Date Published: 25th January 2023
New data published today by Begbies Traynor (25th January 2023) indicates businesses in the Liverpool City Region are still battling the legacy impact of Covid debt and are deeply troubled by inflation.
Begbies Traynor say more than over 9,000 (9,226) businesses are now on the brink and operating under significant financial distress. It also found that 58 firms in the region were in ‘critical distress’ in Q4 of 2022 – a single year increase of 26% (up from 46).
The Red Flag Alert data, published by Begbies Traynor, has analysed the health of companies across the region for the last 15 years.
9,226 firms in the Liverpool City Region remain in ‘significant distress’. This is a 3% increase on the same period last year (8,993).
Nationally, more than half a million firms are now in significant financial distress (610,405).

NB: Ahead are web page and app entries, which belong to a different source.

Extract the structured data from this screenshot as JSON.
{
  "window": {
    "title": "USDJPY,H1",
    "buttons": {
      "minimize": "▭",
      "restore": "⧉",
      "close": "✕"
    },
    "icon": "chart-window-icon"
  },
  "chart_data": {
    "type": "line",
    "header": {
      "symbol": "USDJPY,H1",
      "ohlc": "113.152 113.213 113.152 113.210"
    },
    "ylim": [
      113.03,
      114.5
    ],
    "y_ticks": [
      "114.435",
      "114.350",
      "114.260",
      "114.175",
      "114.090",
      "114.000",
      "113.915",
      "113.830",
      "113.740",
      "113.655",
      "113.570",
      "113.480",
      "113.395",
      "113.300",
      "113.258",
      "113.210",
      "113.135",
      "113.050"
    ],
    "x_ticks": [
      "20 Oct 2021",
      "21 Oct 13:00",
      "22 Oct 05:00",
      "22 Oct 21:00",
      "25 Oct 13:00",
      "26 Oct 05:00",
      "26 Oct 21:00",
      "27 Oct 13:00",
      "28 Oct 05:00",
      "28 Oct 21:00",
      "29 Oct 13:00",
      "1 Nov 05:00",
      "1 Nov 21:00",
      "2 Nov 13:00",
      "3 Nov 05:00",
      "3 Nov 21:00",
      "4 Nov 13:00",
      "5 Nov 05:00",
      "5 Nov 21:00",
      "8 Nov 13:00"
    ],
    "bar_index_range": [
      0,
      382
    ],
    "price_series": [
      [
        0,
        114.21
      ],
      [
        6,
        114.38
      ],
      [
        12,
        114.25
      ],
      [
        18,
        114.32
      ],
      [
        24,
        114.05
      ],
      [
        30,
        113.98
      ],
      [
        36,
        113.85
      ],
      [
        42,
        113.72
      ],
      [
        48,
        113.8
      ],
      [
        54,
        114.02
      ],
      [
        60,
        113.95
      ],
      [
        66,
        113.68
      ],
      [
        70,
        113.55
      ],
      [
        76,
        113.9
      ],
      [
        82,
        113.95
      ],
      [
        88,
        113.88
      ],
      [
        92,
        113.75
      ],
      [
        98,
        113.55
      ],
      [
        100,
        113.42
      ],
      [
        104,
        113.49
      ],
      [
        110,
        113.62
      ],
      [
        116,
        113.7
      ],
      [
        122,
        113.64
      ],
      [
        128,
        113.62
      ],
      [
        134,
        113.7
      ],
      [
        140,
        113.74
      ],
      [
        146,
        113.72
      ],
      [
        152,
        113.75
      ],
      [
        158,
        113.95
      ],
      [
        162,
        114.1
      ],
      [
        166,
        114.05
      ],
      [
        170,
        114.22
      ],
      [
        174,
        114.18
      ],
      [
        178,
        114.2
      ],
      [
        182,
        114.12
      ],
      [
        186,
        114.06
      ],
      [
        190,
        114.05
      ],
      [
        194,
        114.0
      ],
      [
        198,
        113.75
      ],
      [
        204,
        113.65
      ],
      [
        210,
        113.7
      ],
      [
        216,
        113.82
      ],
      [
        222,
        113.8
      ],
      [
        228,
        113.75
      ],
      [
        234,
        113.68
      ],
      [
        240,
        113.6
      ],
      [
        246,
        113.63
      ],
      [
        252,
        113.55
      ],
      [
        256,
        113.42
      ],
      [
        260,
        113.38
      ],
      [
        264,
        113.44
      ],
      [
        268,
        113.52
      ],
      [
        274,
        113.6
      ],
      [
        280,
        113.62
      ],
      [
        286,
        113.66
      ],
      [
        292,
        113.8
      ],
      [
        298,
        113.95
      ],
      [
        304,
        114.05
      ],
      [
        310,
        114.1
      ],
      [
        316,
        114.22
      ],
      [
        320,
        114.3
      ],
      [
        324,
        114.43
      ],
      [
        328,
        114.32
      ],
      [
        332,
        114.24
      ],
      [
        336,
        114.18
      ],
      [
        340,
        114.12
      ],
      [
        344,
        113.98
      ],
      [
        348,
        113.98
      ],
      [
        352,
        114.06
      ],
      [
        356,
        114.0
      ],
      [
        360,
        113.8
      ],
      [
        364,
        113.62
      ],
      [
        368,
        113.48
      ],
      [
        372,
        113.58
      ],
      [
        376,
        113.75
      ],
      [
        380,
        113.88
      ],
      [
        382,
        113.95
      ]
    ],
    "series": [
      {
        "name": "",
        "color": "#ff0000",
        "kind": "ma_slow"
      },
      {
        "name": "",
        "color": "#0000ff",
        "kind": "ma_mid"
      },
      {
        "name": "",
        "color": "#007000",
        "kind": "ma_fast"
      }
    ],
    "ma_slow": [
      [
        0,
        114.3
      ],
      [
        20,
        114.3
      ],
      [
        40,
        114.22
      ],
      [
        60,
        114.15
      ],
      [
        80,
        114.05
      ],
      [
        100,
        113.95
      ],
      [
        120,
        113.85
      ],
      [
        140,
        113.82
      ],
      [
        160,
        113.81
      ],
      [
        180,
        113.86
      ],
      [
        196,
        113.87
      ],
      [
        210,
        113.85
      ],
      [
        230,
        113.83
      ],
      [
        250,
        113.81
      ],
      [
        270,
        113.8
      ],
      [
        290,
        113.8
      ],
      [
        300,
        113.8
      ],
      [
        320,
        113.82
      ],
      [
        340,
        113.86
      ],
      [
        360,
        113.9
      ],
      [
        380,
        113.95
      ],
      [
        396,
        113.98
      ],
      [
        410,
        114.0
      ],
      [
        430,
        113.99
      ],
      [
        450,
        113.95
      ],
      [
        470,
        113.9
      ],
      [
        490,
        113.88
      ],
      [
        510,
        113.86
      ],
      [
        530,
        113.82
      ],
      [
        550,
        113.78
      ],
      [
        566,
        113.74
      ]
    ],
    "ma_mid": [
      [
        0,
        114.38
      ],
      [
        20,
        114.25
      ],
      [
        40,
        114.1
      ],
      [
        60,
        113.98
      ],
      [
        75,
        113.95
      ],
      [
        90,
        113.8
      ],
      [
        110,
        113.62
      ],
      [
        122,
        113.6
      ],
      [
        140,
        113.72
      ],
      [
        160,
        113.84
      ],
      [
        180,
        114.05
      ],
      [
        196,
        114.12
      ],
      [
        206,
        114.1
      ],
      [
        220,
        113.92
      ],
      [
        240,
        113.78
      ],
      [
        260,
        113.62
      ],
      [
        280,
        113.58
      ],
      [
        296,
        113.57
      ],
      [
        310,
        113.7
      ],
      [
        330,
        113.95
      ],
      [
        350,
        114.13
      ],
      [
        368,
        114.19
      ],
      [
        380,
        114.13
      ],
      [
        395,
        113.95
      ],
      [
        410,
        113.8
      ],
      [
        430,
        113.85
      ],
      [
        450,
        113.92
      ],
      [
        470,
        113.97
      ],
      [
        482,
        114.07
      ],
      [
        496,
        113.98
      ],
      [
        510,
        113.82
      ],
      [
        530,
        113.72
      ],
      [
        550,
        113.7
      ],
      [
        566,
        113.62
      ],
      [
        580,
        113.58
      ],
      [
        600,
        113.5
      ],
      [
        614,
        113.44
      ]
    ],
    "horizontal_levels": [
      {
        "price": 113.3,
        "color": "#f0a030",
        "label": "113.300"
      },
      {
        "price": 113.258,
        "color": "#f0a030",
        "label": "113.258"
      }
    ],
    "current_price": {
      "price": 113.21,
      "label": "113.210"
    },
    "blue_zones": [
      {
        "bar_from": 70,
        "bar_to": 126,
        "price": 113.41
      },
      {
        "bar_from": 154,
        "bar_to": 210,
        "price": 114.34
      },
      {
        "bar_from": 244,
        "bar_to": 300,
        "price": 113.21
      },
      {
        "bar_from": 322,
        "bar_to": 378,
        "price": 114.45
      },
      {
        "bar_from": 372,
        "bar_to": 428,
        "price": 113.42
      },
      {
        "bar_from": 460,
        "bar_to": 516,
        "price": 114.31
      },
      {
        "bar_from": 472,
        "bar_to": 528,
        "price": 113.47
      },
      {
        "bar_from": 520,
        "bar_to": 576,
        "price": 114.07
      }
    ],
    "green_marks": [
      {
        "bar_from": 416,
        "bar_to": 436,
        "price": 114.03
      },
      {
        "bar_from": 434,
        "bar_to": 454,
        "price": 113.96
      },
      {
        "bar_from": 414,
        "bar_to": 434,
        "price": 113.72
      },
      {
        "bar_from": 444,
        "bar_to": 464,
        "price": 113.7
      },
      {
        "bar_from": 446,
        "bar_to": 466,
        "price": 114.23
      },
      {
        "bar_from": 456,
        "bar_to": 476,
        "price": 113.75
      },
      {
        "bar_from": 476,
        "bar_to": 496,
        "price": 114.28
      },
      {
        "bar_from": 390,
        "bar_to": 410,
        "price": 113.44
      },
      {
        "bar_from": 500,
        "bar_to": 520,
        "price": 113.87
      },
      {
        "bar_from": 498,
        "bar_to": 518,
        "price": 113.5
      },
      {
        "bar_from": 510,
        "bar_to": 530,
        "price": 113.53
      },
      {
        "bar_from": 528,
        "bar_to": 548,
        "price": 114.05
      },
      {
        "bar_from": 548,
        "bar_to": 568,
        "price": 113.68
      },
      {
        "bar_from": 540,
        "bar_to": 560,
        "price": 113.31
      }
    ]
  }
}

Jason Greenhalgh, Partner at Begbies Traynor, said:
“Company directors must stay alert and act quickly and decisively as we progress into 2023 which is already bringing its own challenges. The conversations we’re having with company directors in the Liverpool City Region indicate these challenges are being faced in all sectors of our regional economy.
“It’s clear that business owners are working hard to tackle rising inflation, soaring energy bills and doing their best to ward off the impact of what looks like a looming global recession but in too many cases it won’t be enough.”
Keith Tully, partner at Begbies Traynor, added:
“The scenes of industrial action being taken in the public sector symbolise the strain felt by those in the private sector too who are under pressure to deliver pay rises where revenues are flatlining or even declining.
“It will not be unexpected to see further cutbacks on goods and services in some key sectors of our regional economy. The challenge for businesses across the region is to remain competitive and they should plan strategically through further financial strain by restructuring their organisation or their debts. As interest rates rise and a less generous energy support scheme kicks in, there is more pain to come for SME’s in the region.”
Top ten sectors in significant financial distress by volume of firms based in the Liverpool City Region:
Jason first started at Begbies Traynor in July 1989 as a junior on the old YTS scheme via the Chamber of Commerce in Manchester and progressed through to Senior Administrator over a period of time to 1997.
After a short time away, he rejoined Begbies Traynor and sat the JIEB Insolvency Exams in December 2002 and initially obtained a non-appointment license the following year after which he continued to progress through the grades to Senior Manager.
In May 2008 Jason was promoted to Insolvency Director, upgraded his insolvency license with the IPA and has taken corporate insolvency appointments since then. In July 2011 Jason was rewarded for his efforts and commitment to Begbies Traynor when he was promoted to Partner.
Throughout his insolvency career, Jason has gained valuable experience at every level and has dealt with a wide range of different insolvency assignments. Since taking appointments in 2008, he has concentrated on the mid range insolvency market and has helped many struggling owner/managers of distressed businesses.
Jason enjoys rugby league and follows his local team the Leigh Centurions. He also enjoys attending live music events and keeping fit.